Wednesday, February 20, 2019

Bishops' Meeting in Rome February 2019

Ideas you discuss, but situations have to be discerned.
                                                            Pope Francis

      I came upon the above quote in a recent issue of Commonweal (2.22.19) in an article by Austen Ivereigh. The author was reflecting on Pope Francis’ remarks to reporters on his way home from Chile.

      Between February 20th and the 24th bishops from around the world will be meeting at the Vatican regarding the global sex abuse crisis in the Church. The summit is designed to be about conversion, a change of heart, rather than a meeting to develop and produce more norms, codes, laws or procedures. The goal of the summit is to bring about a true awareness of the suffering of the victims and to name the root of the problem. Only then can reform be effective.

      Let us support the assembled bishops in our prayer.

              Sr. Mary Catherine Wenstrup, OSB

Wednesday, February 13, 2019

Give Civil Engagement a Chance

       Valentine hearts are not enough. To truly love, that is to regard the other in an unconditionally positive way, we must listen and be open to the person. This is needed on a personal as well as global scale. In launching One Small Step, StoryCorps©suggests, We are living through complicated days in these United States. The country is increasingly disconnected –our mutual distrust is amplified by everything from the corrosive effects of social media to the forces seeking to weaken the foundations of our democracy. Many people in American feel unheard, alone or distrustful. This project, currently being promoted by NKU Scripps Howard Center for Civic Engagement, is one way of bringing people together, one on one, to share their thoughts and feelings without judging or being judged.

       The Northern Kentucky Justice & Peace Committee is studying this and other possible activities to promote civil dialogue. But it’s not complicated. At the heart of every process are these basic guidelines:

  • Invite someone whose point of view is different from your own to have a conversation over coffee or lunch.
  • Don’t persuade, defend or interrupt. Be respectful.
  • Share some of your life experiences.
  • What issues deeply concern you?
  • Be curious.  What have you always wanted to ask someone from “the other side”?

      I am drawn to take action in this way. I haven’t quite figured out who I will invite, or when, or the other specifics that need to be planned to really turn the idea into action. But writing this is my launch pad. Thank you for empowering me by listening.

      A final thought from Rumi:
                Out beyond ideas of right doing,
                wrong doing,
                there is a field.
       I’ll meet you there.

Sr. Dorothy Schuette, OSB 

Wednesday, February 6, 2019

The Joys of February

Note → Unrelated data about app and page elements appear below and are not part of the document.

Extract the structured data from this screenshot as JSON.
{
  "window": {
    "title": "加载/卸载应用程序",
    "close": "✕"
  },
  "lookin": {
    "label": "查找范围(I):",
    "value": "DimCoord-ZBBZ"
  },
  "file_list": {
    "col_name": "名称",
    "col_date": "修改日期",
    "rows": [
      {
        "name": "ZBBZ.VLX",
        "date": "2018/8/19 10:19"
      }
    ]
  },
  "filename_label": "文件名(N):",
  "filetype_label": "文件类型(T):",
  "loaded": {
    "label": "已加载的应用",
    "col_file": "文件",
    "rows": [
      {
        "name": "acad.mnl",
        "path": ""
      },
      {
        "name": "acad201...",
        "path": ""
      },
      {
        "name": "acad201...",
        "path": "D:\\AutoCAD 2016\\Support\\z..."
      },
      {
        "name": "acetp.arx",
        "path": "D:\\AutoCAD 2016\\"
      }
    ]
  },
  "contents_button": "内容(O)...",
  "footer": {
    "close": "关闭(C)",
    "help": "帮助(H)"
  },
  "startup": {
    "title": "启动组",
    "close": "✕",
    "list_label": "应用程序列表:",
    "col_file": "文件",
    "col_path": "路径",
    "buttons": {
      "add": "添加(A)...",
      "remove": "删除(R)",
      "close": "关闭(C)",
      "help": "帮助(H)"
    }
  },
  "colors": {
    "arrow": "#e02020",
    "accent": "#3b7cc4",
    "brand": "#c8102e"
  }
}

            It’s official! February is here! Punxsutawney Phil has already predicted what the weather holds for us for the next 6 weeks.  February is my least favorite month.  Although it is the shortest; it seems like the longest to me.
            “February got its name from the Latin FEBRUUM meaning purification.  FEBRUA was a purification ritual held February 15, (full moon) where people were ritually washed.  These great festivities were to re-establish the Emperor’s focus on righteous living.” (Writer’s note:  Wouldn’t that be great!)
            It’s possible that FEBRUA (purification) had some influence on the Christian three part celebration on February 2nd.  One part is the Presentation of Jesus in the temple by Mary and Joseph. Jesus, the Son of God, is offered and redeemed by two turtledoves.  Simeon, the elderly prophet, tells Mary and Joseph that Jesus is destined to be “the Light of the world.”  Jesus, as “light,” is symbolized by candles. Second part is Candlemas Day when the Church blesses candles for use in the liturgy.  The final part of this day is Mary’s Purification.  The ritual women participated in after the birth of first born child.
            We Benedictines have a special interest in February.  The 10th is the feast of Saint Scholastica, Benedict’s twin sister; the 25th the feast of Saint Walburg, the saint for whom our monastery is named.
            Presidents’ Day February 18th (this year) celebrates our many presidents especially, Washington (22) and Lincoln (12) whose birthdays occur during this month.           
            We can’t forget Valentine Day the 14th.  According to Wikipedia “there are energy shifts toward love and compassion.  We find happiness in the simplest things.”  On Valentine Day we take the time to reflect on the love given us from others, and show them how much they mean to us.  We give valentines—by our love in words, actions, simple gifts.
            I’m ready for spring with warmer weather and more sunshine.  I have begun to look for the tiny heads of tulips, crocus, and daffodils peaking out of the ground.  Even “the Old Farmers’ Almanac said that this is the month to plant a garden. Start onion seeds, these are firmer than sets. Parsley should be started indoors.”
            Maybe it’s a good thing to have a “Leap Year” every four years, thanks to Julius Caesar’s astronomers.  Or, we may not have enough of “February” to enjoy all its l-o-n-g days.  Maybe I’ll learn to like February better.

        Sr. Kathleen Ryan, OSB